----- Given records -----

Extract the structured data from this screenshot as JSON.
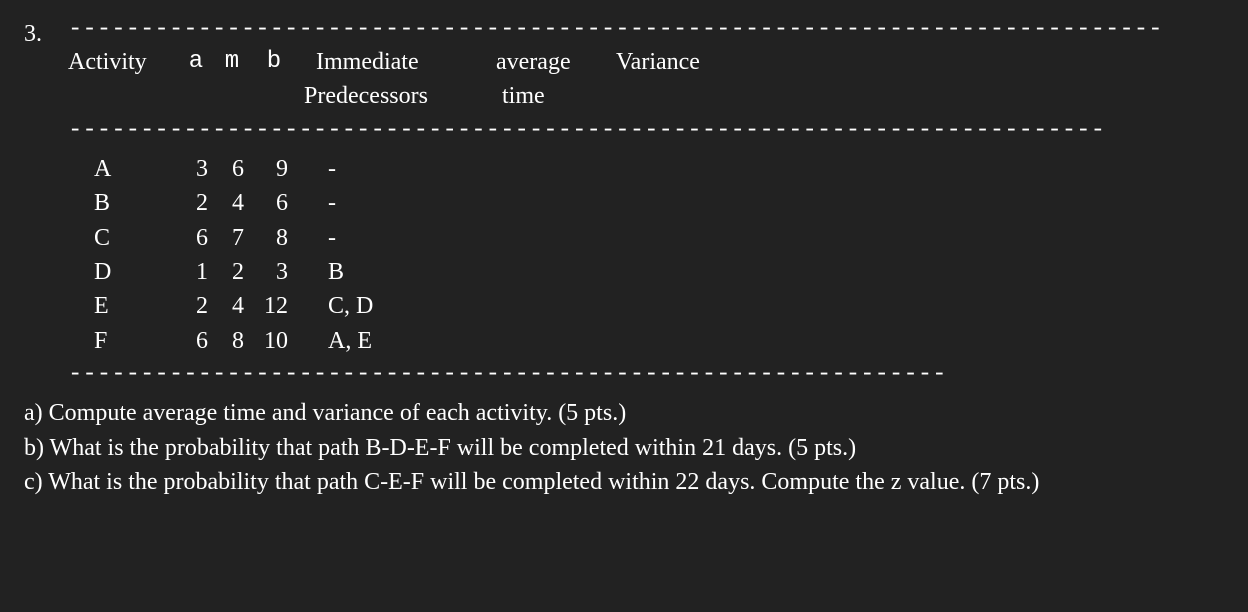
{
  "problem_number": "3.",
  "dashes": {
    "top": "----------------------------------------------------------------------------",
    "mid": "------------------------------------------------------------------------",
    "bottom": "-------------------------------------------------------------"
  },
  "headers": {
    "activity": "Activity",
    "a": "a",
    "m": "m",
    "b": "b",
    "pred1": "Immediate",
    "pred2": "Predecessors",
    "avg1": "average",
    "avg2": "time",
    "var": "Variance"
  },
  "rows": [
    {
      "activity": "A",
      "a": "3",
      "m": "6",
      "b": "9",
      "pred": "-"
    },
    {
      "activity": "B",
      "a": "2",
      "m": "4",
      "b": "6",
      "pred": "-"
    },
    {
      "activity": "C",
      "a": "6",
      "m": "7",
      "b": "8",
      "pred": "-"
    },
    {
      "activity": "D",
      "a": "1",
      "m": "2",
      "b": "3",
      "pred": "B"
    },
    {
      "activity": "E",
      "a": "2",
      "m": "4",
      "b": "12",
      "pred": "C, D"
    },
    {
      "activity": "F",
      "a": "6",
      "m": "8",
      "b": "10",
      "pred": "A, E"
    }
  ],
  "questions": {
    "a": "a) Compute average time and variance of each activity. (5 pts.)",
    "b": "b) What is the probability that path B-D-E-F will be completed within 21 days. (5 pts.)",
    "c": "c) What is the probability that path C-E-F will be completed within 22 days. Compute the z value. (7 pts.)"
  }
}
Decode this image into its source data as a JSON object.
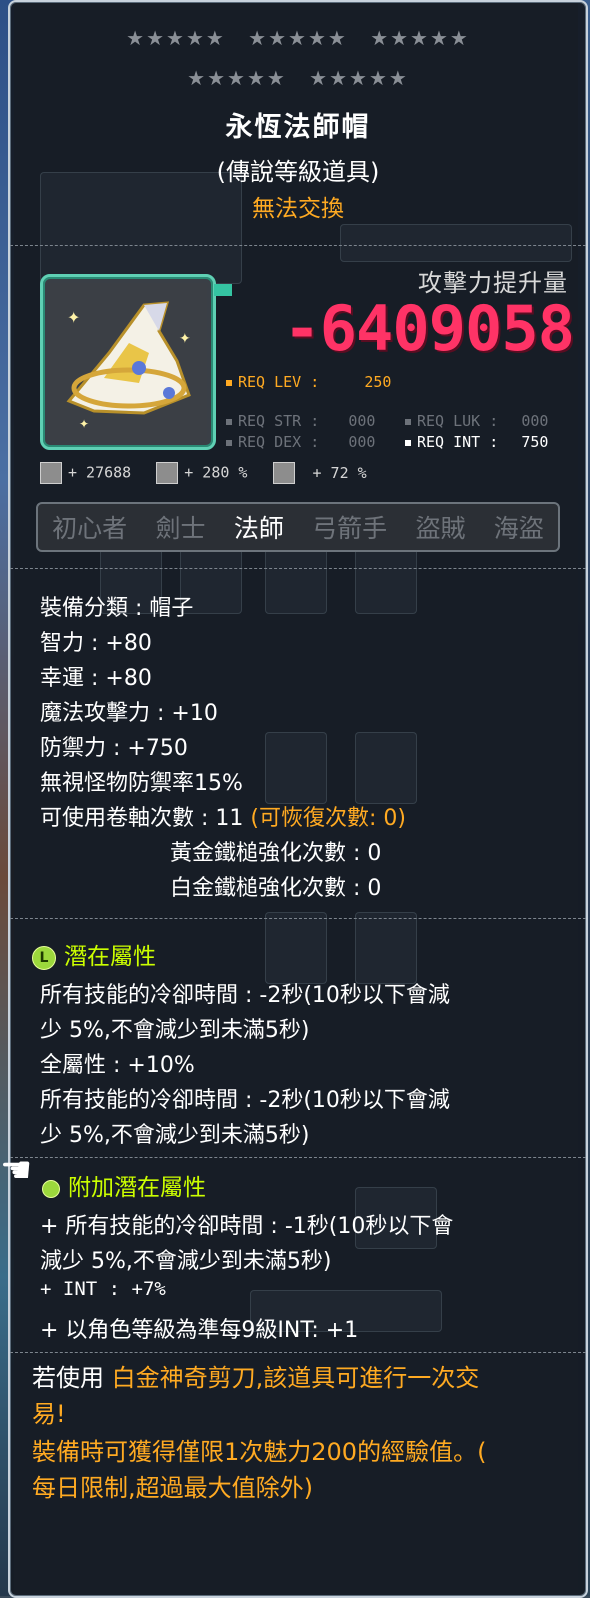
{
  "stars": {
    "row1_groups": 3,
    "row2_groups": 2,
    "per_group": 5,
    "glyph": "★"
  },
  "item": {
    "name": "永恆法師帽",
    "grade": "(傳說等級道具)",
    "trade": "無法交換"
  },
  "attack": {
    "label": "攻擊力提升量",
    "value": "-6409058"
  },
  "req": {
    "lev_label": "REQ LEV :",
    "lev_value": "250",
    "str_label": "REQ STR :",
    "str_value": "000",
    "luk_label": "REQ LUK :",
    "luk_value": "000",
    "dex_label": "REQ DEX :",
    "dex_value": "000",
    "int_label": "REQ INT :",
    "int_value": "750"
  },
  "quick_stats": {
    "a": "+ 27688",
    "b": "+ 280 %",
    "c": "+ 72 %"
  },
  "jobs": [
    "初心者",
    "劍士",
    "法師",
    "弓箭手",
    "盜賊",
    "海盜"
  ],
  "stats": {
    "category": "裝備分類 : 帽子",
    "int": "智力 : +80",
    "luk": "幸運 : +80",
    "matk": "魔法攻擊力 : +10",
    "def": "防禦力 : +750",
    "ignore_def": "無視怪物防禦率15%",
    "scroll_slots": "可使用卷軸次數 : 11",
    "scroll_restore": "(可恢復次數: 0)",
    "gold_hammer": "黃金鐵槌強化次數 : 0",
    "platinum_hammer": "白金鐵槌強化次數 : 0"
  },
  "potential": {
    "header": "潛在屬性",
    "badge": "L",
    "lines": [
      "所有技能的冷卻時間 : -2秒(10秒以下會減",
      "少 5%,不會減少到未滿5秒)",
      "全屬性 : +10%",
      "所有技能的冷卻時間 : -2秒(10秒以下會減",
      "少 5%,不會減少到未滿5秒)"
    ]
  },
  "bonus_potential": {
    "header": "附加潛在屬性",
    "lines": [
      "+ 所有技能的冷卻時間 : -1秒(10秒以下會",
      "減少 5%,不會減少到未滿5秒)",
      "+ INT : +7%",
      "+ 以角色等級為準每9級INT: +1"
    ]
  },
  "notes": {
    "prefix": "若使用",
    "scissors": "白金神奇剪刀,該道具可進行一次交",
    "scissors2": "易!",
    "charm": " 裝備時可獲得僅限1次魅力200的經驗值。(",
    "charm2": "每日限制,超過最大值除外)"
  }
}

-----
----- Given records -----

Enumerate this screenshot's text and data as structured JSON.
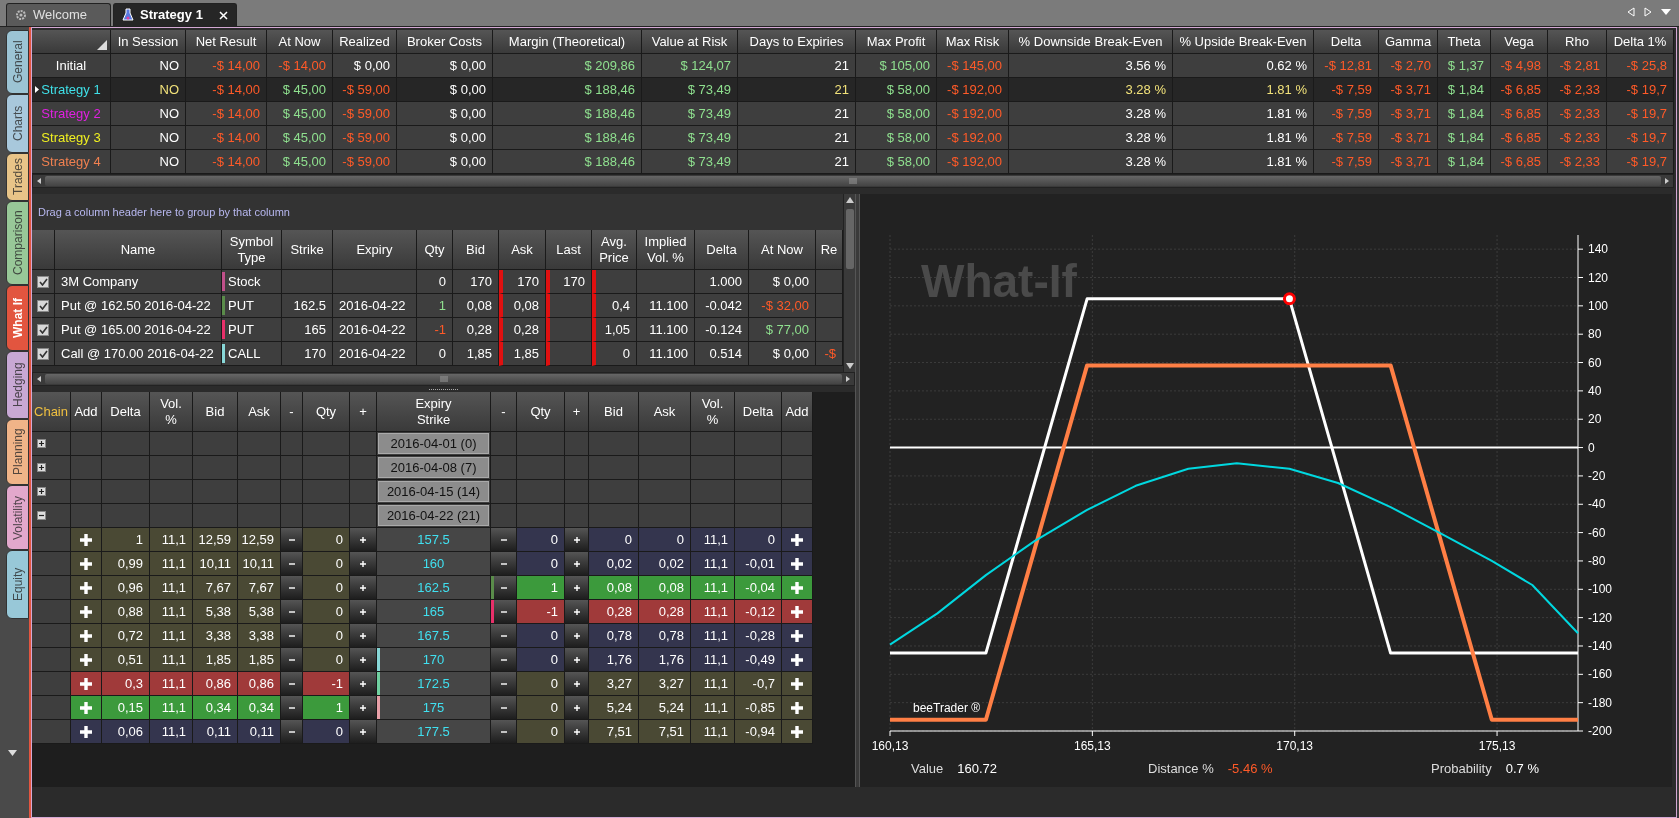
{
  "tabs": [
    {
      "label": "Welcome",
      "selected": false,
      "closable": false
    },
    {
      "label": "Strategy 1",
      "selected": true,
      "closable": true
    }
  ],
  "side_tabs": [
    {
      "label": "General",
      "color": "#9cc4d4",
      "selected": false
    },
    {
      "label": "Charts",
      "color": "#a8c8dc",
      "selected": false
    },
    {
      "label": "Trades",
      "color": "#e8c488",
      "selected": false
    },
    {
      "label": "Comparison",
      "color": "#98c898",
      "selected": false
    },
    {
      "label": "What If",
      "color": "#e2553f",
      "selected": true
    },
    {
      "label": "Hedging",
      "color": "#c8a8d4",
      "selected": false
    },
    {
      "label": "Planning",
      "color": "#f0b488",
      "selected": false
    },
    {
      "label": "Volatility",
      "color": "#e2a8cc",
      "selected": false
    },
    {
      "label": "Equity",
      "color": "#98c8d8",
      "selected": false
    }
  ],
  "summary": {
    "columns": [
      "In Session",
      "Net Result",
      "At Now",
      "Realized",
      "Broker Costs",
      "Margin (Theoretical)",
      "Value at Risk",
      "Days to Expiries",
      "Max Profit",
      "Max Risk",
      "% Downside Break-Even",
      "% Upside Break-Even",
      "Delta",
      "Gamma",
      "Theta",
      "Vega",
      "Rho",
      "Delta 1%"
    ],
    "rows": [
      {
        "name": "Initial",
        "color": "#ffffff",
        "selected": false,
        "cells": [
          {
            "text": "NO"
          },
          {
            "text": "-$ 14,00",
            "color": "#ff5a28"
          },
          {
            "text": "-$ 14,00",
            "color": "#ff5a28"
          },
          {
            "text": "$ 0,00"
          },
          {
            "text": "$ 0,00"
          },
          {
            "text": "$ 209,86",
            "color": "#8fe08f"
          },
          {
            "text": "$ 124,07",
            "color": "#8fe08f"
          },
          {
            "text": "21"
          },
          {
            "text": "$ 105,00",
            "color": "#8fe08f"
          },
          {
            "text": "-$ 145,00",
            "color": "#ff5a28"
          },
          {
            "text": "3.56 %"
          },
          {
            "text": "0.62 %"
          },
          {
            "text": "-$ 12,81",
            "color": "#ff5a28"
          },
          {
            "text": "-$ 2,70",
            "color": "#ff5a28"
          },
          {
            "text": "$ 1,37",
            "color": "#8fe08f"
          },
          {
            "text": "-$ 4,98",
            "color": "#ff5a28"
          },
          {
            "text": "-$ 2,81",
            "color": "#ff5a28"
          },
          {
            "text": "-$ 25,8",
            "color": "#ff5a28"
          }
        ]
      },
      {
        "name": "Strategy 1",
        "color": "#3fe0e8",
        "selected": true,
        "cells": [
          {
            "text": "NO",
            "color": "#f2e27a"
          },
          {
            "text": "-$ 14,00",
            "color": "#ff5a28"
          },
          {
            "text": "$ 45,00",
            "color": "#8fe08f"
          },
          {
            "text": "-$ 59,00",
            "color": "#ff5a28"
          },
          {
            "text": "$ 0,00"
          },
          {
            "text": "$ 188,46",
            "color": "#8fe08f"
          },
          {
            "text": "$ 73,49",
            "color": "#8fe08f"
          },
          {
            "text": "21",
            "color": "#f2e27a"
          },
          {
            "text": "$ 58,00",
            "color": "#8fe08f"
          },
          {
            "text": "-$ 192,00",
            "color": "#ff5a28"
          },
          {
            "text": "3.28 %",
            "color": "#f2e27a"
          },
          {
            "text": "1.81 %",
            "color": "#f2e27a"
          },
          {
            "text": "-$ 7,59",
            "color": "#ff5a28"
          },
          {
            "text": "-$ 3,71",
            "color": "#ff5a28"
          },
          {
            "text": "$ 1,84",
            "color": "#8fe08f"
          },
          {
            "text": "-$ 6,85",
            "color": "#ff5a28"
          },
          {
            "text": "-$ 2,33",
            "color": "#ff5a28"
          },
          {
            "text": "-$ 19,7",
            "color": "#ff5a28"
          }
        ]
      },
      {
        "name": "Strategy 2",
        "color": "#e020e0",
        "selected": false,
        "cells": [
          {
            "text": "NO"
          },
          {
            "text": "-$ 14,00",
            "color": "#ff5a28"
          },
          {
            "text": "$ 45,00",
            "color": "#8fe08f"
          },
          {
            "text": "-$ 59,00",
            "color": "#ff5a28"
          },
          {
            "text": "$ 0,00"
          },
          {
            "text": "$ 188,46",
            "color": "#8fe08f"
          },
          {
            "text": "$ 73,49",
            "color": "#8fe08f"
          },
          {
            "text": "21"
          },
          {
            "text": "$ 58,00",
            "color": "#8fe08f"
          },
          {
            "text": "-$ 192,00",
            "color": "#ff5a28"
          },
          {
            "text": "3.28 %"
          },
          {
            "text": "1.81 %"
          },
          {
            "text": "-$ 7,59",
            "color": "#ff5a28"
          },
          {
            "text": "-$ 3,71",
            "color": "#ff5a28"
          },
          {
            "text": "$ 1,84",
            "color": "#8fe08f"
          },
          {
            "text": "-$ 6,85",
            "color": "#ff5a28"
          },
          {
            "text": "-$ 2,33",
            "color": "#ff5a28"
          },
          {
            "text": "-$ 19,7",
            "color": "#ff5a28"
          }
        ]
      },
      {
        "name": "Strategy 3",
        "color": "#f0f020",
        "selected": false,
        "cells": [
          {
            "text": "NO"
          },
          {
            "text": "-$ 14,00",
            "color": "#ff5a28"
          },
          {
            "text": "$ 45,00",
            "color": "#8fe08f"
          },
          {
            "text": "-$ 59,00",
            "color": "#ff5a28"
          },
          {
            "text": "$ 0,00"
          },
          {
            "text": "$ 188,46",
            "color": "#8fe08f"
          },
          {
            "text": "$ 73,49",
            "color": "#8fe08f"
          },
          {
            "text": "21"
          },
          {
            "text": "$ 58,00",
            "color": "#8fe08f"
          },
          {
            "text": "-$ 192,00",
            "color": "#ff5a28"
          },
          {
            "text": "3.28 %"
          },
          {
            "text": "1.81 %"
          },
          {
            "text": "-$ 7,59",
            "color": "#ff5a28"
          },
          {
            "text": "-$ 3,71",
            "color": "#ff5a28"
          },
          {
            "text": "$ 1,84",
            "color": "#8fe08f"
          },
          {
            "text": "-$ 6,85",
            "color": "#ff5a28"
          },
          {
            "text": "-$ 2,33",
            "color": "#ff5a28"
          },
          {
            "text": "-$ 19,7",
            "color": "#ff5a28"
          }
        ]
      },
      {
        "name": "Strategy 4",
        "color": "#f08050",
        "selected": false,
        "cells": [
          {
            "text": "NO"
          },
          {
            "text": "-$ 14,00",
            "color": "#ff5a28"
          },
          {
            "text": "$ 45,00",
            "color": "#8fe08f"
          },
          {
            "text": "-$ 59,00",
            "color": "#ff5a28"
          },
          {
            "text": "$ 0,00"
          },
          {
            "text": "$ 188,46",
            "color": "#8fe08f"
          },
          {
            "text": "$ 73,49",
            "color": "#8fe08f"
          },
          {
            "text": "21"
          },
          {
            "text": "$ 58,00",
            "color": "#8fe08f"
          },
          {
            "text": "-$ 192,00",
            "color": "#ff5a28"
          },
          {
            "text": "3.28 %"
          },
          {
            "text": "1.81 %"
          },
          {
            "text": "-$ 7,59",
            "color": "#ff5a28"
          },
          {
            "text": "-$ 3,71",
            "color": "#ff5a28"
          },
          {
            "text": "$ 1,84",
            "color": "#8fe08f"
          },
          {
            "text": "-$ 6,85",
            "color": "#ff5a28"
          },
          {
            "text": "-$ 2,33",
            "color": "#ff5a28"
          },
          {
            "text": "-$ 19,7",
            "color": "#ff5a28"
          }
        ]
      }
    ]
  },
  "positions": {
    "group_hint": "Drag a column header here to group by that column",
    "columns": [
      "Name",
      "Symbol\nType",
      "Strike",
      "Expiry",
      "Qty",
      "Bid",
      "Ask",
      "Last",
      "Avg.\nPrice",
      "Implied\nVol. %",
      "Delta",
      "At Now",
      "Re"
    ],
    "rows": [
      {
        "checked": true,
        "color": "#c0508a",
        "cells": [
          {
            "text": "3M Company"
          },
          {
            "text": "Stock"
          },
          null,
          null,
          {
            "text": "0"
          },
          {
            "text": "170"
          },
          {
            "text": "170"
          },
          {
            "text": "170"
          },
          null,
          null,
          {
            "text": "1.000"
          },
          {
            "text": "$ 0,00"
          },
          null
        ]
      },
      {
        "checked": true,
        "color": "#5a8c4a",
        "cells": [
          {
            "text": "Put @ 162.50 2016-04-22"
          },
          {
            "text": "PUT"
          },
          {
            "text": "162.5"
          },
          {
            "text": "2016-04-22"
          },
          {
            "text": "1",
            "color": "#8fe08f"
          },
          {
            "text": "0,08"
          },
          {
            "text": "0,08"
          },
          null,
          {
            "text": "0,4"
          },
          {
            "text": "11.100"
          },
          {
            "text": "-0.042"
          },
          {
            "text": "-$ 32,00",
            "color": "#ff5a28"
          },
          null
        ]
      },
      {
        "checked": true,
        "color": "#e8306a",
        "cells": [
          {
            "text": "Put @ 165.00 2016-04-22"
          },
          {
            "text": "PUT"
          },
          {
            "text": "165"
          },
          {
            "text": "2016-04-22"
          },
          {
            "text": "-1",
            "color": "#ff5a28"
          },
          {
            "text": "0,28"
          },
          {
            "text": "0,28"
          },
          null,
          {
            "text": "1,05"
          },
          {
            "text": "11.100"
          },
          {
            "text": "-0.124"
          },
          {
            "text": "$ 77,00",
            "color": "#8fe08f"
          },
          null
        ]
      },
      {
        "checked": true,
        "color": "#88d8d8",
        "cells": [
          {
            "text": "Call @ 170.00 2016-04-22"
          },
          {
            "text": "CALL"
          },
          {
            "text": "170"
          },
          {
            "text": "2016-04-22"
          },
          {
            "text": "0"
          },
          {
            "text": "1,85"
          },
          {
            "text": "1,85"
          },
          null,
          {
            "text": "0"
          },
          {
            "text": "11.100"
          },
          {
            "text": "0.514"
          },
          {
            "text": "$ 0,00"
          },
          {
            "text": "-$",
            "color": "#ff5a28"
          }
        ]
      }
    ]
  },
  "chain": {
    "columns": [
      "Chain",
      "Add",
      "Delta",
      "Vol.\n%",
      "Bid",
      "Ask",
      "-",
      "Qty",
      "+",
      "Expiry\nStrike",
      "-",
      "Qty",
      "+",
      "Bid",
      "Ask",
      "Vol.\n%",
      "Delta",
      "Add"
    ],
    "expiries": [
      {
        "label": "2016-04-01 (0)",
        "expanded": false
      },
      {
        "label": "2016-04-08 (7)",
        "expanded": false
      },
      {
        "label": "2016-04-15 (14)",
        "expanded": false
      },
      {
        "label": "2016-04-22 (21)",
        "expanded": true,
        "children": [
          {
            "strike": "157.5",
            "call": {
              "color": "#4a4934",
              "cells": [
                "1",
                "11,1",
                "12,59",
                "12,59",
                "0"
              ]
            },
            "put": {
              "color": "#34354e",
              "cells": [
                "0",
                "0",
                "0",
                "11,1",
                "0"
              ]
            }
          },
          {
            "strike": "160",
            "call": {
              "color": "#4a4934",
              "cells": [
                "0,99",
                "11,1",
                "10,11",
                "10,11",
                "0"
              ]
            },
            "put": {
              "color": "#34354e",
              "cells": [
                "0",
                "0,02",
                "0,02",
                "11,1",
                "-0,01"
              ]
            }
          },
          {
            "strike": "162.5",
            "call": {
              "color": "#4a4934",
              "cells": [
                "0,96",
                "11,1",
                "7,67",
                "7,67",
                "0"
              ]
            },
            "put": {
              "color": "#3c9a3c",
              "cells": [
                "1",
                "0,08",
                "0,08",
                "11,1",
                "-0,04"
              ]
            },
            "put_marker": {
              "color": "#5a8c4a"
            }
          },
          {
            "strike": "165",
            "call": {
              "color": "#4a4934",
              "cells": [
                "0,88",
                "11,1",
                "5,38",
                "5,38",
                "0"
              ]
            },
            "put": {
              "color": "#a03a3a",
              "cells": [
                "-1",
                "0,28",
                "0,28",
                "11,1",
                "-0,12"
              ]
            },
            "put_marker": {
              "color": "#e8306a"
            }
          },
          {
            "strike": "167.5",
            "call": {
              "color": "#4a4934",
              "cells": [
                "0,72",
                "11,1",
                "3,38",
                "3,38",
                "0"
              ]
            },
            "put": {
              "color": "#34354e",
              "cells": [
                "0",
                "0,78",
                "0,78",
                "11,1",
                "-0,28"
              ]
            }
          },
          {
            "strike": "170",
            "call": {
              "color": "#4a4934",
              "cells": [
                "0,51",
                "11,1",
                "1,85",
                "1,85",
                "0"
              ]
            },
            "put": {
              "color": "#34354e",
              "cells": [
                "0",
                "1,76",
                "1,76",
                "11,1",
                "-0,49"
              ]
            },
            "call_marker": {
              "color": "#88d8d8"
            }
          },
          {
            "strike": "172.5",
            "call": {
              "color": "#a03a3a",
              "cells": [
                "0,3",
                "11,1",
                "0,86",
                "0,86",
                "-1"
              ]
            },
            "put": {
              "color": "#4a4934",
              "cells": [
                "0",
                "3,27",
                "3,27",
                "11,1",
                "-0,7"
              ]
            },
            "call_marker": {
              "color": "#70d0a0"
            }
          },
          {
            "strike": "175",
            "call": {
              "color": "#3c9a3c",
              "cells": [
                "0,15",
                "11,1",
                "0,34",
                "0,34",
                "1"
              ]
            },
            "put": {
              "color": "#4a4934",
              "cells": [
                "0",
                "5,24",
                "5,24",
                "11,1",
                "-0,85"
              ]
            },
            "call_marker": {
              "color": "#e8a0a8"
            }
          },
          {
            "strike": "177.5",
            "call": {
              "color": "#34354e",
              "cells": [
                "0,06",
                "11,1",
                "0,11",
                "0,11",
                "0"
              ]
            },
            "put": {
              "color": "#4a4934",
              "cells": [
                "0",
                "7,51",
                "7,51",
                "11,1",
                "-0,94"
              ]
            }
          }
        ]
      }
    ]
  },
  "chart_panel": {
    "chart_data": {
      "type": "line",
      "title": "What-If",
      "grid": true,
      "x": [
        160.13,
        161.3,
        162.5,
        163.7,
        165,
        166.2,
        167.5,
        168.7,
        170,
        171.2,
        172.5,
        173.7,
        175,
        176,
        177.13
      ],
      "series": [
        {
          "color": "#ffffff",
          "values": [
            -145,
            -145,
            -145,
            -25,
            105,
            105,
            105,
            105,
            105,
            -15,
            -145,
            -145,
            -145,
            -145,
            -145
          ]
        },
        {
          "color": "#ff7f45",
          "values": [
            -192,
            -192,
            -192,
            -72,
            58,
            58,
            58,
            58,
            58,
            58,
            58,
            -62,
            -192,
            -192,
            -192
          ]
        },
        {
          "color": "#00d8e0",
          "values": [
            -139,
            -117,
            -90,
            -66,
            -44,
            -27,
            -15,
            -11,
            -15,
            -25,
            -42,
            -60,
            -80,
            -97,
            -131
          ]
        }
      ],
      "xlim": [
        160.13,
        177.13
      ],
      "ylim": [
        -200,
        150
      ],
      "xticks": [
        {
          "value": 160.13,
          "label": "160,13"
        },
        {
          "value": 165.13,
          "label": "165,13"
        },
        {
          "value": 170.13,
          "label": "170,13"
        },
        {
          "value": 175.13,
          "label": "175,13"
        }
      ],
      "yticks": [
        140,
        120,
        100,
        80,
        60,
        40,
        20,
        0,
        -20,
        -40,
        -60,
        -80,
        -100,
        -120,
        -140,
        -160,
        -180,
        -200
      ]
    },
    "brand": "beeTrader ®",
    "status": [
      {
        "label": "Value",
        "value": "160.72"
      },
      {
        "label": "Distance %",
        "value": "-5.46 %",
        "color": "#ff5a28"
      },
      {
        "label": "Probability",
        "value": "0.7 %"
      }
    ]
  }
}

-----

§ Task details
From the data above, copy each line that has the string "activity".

§ Answer for this exercise
    "activity": "Activity",
      "activity": "A",
      "activity": "B",
      "activity": "C",
      "activity": "D",
      "activity": "E",
      "activity": "F",
    "a": "a) Compute average time and variance of each activity. (5 pts.)",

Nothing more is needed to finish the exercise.